= Task requirements =
Leave the images behind and copy every record exactly.

**** Data provided

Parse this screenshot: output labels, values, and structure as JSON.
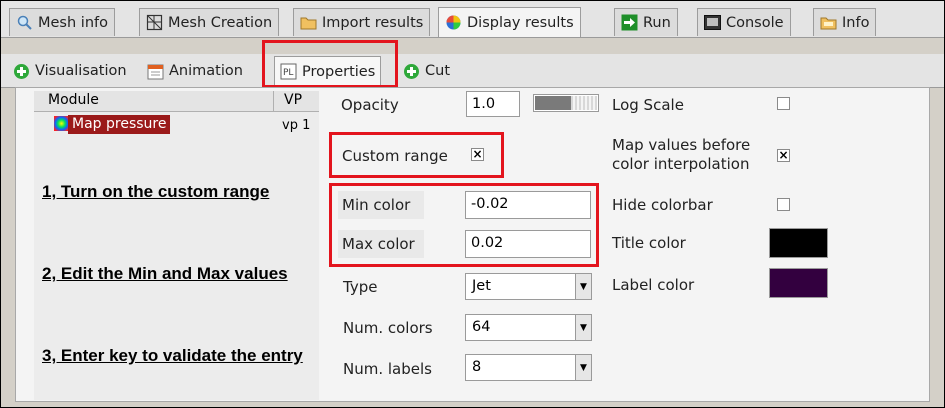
{
  "main_tabs": [
    {
      "label": "Mesh info",
      "icon": "magnifier-icon"
    },
    {
      "label": "Mesh Creation",
      "icon": "grid-icon"
    },
    {
      "label": "Import results",
      "icon": "folder-icon"
    },
    {
      "label": "Display results",
      "icon": "color-wheel-icon"
    },
    {
      "label": "Run",
      "icon": "arrow-right-icon"
    },
    {
      "label": "Console",
      "icon": "terminal-icon"
    },
    {
      "label": "Info",
      "icon": "info-folder-icon"
    }
  ],
  "sub_tabs": [
    {
      "label": "Visualisation",
      "icon": "plus-green-icon"
    },
    {
      "label": "Animation",
      "icon": "calendar-icon"
    },
    {
      "label": "Properties",
      "icon": "properties-icon"
    },
    {
      "label": "Cut",
      "icon": "plus-green-icon"
    }
  ],
  "module_list": {
    "header_module": "Module",
    "header_vp": "VP",
    "items": [
      {
        "name": "Map pressure",
        "vp": "vp 1"
      }
    ]
  },
  "instructions": [
    "1, Turn on the custom range",
    "2, Edit the Min and Max values",
    "3, Enter key to validate the entry"
  ],
  "properties": {
    "opacity_label": "Opacity",
    "opacity_value": "1.0",
    "opacity_slider_fraction": 1.0,
    "custom_range_label": "Custom range",
    "custom_range_checked": "×",
    "min_color_label": "Min color",
    "min_color_value": "-0.02",
    "max_color_label": "Max color",
    "max_color_value": "0.02",
    "type_label": "Type",
    "type_value": "Jet",
    "num_colors_label": "Num. colors",
    "num_colors_value": "64",
    "num_labels_label": "Num. labels",
    "num_labels_value": "8",
    "log_scale_label": "Log Scale",
    "map_values_label_line1": "Map values before",
    "map_values_label_line2": "color interpolation",
    "map_values_checked": "×",
    "hide_colorbar_label": "Hide colorbar",
    "title_color_label": "Title color",
    "label_color_label": "Label color"
  },
  "colors": {
    "title_color": "#000000",
    "label_color": "#33003f",
    "highlight": "#e3141d",
    "selected_item": "#9b1a1a"
  }
}
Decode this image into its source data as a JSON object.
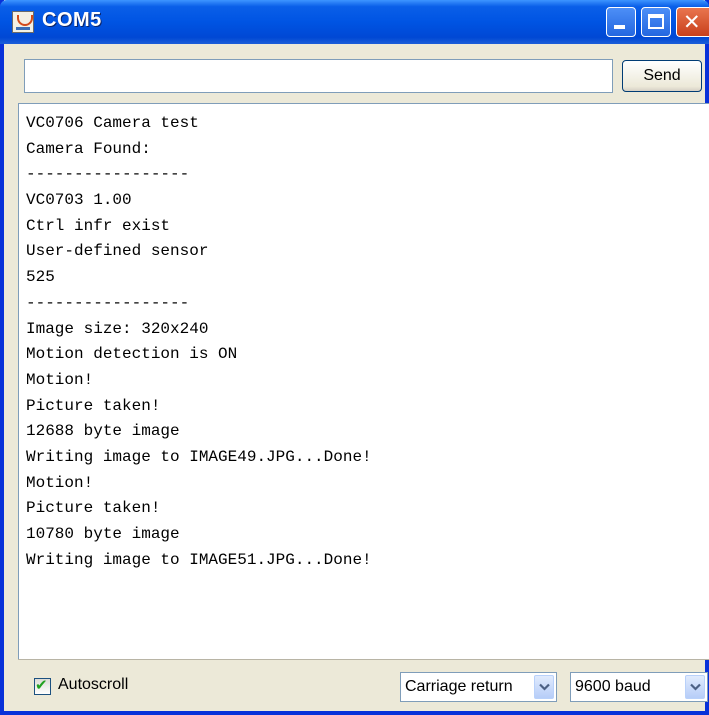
{
  "window": {
    "title": "COM5"
  },
  "input": {
    "value": "",
    "placeholder": ""
  },
  "send_label": "Send",
  "output_lines": [
    "VC0706 Camera test",
    "Camera Found:",
    "-----------------",
    "VC0703 1.00",
    "Ctrl infr exist",
    "User-defined sensor",
    "525",
    "-----------------",
    "Image size: 320x240",
    "Motion detection is ON",
    "Motion!",
    "Picture taken!",
    "12688 byte image",
    "Writing image to IMAGE49.JPG...Done!",
    "Motion!",
    "Picture taken!",
    "10780 byte image",
    "Writing image to IMAGE51.JPG...Done!"
  ],
  "statusbar": {
    "autoscroll": {
      "label": "Autoscroll",
      "checked": true
    },
    "line_ending": "Carriage return",
    "baud_rate": "9600 baud"
  },
  "icons": {
    "app": "serial-monitor-icon",
    "minimize": "minimize-icon",
    "maximize": "maximize-icon",
    "close": "close-icon",
    "check": "check-icon",
    "dropdown": "chevron-down-icon"
  },
  "colors": {
    "titlebar": "#0054e3",
    "close_button": "#d8552f",
    "window_border": "#0831d9",
    "check": "#21a121"
  }
}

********

= Answer to this task =
Parse this screenshot: output labels, values, and structure as JSON.
{
  "main_tabs": [
    {
      "label": "Mesh info",
      "icon": "magnifier-icon"
    },
    {
      "label": "Mesh Creation",
      "icon": "grid-icon"
    },
    {
      "label": "Import results",
      "icon": "folder-icon"
    },
    {
      "label": "Display results",
      "icon": "color-wheel-icon"
    },
    {
      "label": "Run",
      "icon": "arrow-right-icon"
    },
    {
      "label": "Console",
      "icon": "terminal-icon"
    },
    {
      "label": "Info",
      "icon": "info-folder-icon"
    }
  ],
  "sub_tabs": [
    {
      "label": "Visualisation",
      "icon": "plus-green-icon"
    },
    {
      "label": "Animation",
      "icon": "calendar-icon"
    },
    {
      "label": "Properties",
      "icon": "properties-icon"
    },
    {
      "label": "Cut",
      "icon": "plus-green-icon"
    }
  ],
  "module_list": {
    "header_module": "Module",
    "header_vp": "VP",
    "items": [
      {
        "name": "Map pressure",
        "vp": "vp 1"
      }
    ]
  },
  "instructions": [
    "1, Turn on the custom range",
    "2, Edit the Min and Max values",
    "3, Enter key to validate the entry"
  ],
  "properties": {
    "opacity_label": "Opacity",
    "opacity_value": "1.0",
    "opacity_slider_fraction": 1.0,
    "custom_range_label": "Custom range",
    "custom_range_checked": "×",
    "min_color_label": "Min color",
    "min_color_value": "-0.02",
    "max_color_label": "Max color",
    "max_color_value": "0.02",
    "type_label": "Type",
    "type_value": "Jet",
    "num_colors_label": "Num. colors",
    "num_colors_value": "64",
    "num_labels_label": "Num. labels",
    "num_labels_value": "8",
    "log_scale_label": "Log Scale",
    "map_values_label_line1": "Map values before",
    "map_values_label_line2": "color interpolation",
    "map_values_checked": "×",
    "hide_colorbar_label": "Hide colorbar",
    "title_color_label": "Title color",
    "label_color_label": "Label color"
  },
  "colors": {
    "title_color": "#000000",
    "label_color": "#33003f",
    "highlight": "#e3141d",
    "selected_item": "#9b1a1a"
  }
}
Decode this image into its source data as a JSON object.
{
  "window": {
    "title": "COM5"
  },
  "input": {
    "value": "",
    "placeholder": ""
  },
  "send_label": "Send",
  "output_lines": [
    "VC0706 Camera test",
    "Camera Found:",
    "-----------------",
    "VC0703 1.00",
    "Ctrl infr exist",
    "User-defined sensor",
    "525",
    "-----------------",
    "Image size: 320x240",
    "Motion detection is ON",
    "Motion!",
    "Picture taken!",
    "12688 byte image",
    "Writing image to IMAGE49.JPG...Done!",
    "Motion!",
    "Picture taken!",
    "10780 byte image",
    "Writing image to IMAGE51.JPG...Done!"
  ],
  "statusbar": {
    "autoscroll": {
      "label": "Autoscroll",
      "checked": true
    },
    "line_ending": "Carriage return",
    "baud_rate": "9600 baud"
  },
  "icons": {
    "app": "serial-monitor-icon",
    "minimize": "minimize-icon",
    "maximize": "maximize-icon",
    "close": "close-icon",
    "check": "check-icon",
    "dropdown": "chevron-down-icon"
  },
  "colors": {
    "titlebar": "#0054e3",
    "close_button": "#d8552f",
    "window_border": "#0831d9",
    "check": "#21a121"
  }
}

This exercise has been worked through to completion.